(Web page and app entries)
---
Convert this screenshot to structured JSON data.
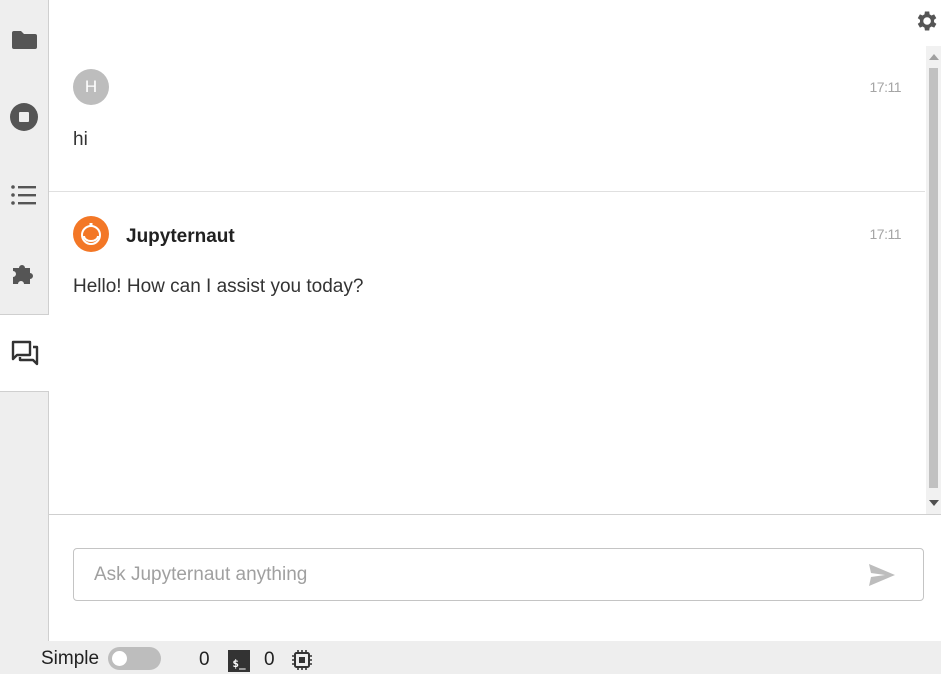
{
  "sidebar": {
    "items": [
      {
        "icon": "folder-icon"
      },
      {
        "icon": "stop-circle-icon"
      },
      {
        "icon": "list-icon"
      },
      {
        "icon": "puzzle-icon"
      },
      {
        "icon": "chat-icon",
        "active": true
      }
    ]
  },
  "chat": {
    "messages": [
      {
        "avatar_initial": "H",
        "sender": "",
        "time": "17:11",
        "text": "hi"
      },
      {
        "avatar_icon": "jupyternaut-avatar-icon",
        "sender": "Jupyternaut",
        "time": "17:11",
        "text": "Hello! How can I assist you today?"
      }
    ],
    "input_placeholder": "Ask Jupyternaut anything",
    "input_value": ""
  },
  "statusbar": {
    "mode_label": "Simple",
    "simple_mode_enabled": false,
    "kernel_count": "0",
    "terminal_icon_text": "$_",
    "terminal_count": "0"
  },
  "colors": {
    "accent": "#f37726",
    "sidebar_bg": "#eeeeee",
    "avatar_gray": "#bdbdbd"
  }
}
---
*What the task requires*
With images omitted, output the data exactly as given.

*Task solution*
Convert this screenshot to structured JSON data.
{
  "sidebar": {
    "items": [
      {
        "icon": "folder-icon"
      },
      {
        "icon": "stop-circle-icon"
      },
      {
        "icon": "list-icon"
      },
      {
        "icon": "puzzle-icon"
      },
      {
        "icon": "chat-icon",
        "active": true
      }
    ]
  },
  "chat": {
    "messages": [
      {
        "avatar_initial": "H",
        "sender": "",
        "time": "17:11",
        "text": "hi"
      },
      {
        "avatar_icon": "jupyternaut-avatar-icon",
        "sender": "Jupyternaut",
        "time": "17:11",
        "text": "Hello! How can I assist you today?"
      }
    ],
    "input_placeholder": "Ask Jupyternaut anything",
    "input_value": ""
  },
  "statusbar": {
    "mode_label": "Simple",
    "simple_mode_enabled": false,
    "kernel_count": "0",
    "terminal_icon_text": "$_",
    "terminal_count": "0"
  },
  "colors": {
    "accent": "#f37726",
    "sidebar_bg": "#eeeeee",
    "avatar_gray": "#bdbdbd"
  }
}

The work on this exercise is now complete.